[Opening Extracted entries section]

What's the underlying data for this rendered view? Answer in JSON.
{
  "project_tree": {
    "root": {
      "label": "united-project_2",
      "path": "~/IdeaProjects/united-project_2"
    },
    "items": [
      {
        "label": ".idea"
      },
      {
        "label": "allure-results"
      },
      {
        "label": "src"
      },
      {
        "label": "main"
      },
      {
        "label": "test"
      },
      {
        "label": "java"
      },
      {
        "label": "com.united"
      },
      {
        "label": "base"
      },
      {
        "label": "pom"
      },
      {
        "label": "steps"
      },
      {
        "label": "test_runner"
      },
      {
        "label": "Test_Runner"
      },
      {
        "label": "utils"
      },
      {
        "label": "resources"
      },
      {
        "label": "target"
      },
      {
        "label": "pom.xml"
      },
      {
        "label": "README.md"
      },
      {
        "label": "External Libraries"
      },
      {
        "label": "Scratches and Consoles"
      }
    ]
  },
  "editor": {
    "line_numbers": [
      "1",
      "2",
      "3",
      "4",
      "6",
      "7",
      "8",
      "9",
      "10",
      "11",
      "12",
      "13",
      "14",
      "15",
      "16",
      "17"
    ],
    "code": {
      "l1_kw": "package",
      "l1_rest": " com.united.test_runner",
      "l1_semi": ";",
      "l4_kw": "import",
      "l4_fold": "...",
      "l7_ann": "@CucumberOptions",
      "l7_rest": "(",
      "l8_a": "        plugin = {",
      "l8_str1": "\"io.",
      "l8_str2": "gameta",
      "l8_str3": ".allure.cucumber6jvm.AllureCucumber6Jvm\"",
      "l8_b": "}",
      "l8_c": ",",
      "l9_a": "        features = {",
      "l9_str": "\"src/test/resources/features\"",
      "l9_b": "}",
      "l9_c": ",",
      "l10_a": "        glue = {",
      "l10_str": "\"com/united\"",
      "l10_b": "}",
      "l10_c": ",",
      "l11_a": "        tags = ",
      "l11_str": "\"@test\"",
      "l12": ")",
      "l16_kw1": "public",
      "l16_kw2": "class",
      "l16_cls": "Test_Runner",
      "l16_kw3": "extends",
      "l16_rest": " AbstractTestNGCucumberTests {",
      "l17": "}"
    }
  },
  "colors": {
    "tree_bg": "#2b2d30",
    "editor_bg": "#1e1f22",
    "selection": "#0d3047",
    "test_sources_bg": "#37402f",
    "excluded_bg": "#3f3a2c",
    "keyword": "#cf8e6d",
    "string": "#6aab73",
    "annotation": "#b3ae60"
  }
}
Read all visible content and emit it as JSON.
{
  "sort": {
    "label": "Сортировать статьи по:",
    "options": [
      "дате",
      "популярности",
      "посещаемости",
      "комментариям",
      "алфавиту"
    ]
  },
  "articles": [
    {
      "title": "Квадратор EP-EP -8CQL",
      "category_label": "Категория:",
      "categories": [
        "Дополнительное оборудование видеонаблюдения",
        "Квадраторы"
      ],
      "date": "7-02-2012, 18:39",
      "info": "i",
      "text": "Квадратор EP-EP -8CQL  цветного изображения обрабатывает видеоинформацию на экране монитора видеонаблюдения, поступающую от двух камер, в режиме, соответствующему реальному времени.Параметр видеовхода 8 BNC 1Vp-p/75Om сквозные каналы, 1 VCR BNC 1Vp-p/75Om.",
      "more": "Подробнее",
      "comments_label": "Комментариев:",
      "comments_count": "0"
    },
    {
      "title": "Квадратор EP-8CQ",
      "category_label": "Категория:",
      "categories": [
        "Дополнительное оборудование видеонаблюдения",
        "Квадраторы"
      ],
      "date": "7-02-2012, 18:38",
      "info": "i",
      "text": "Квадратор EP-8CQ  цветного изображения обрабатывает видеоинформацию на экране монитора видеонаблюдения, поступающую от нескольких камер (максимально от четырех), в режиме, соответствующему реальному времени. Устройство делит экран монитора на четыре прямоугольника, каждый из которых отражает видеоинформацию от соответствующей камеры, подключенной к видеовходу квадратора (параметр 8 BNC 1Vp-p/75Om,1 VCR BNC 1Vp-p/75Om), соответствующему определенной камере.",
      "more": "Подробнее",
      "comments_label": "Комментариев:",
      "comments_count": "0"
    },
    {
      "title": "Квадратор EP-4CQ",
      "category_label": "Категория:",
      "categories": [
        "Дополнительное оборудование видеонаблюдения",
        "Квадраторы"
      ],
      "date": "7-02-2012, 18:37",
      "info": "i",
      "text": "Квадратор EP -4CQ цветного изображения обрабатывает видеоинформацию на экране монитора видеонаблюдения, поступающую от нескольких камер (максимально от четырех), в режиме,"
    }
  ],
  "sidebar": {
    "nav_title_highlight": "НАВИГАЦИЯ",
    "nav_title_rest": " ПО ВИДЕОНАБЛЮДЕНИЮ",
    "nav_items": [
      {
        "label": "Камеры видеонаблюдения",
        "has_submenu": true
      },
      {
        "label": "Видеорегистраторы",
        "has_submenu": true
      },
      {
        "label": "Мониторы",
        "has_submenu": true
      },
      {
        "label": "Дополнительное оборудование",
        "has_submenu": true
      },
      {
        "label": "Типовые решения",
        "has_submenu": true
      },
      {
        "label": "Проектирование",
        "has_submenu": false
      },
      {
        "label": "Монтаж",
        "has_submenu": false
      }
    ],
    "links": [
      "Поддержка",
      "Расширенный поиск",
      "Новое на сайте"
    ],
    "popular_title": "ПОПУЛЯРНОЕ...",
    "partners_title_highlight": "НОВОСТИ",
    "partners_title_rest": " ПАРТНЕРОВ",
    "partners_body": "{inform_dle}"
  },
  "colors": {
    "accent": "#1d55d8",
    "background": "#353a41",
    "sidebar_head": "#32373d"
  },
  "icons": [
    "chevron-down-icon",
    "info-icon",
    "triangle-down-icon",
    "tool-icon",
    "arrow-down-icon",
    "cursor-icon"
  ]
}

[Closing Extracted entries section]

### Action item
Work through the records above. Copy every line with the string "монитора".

### Written answer
      "text": "Квадратор EP-EP -8CQL  цветного изображения обрабатывает видеоинформацию на экране монитора видеонаблюдения, поступающую от двух камер, в режиме, соответствующему реальному времени.Параметр видеовхода 8 BNC 1Vp-p/75Om сквозные каналы, 1 VCR BNC 1Vp-p/75Om.",
      "text": "Квадратор EP-8CQ  цветного изображения обрабатывает видеоинформацию на экране монитора видеонаблюдения, поступающую от нескольких камер (максимально от четырех), в режиме, соответствующему реальному времени. Устройство делит экран монитора на четыре прямоугольника, каждый из которых отражает видеоинформацию от соответствующей камеры, подключенной к видеовходу квадратора (параметр 8 BNC 1Vp-p/75Om,1 VCR BNC 1Vp-p/75Om), соответствующему определенной камере.",
      "text": "Квадратор EP -4CQ цветного изображения обрабатывает видеоинформацию на экране монитора видеонаблюдения, поступающую от нескольких камер (максимально от четырех), в режиме,"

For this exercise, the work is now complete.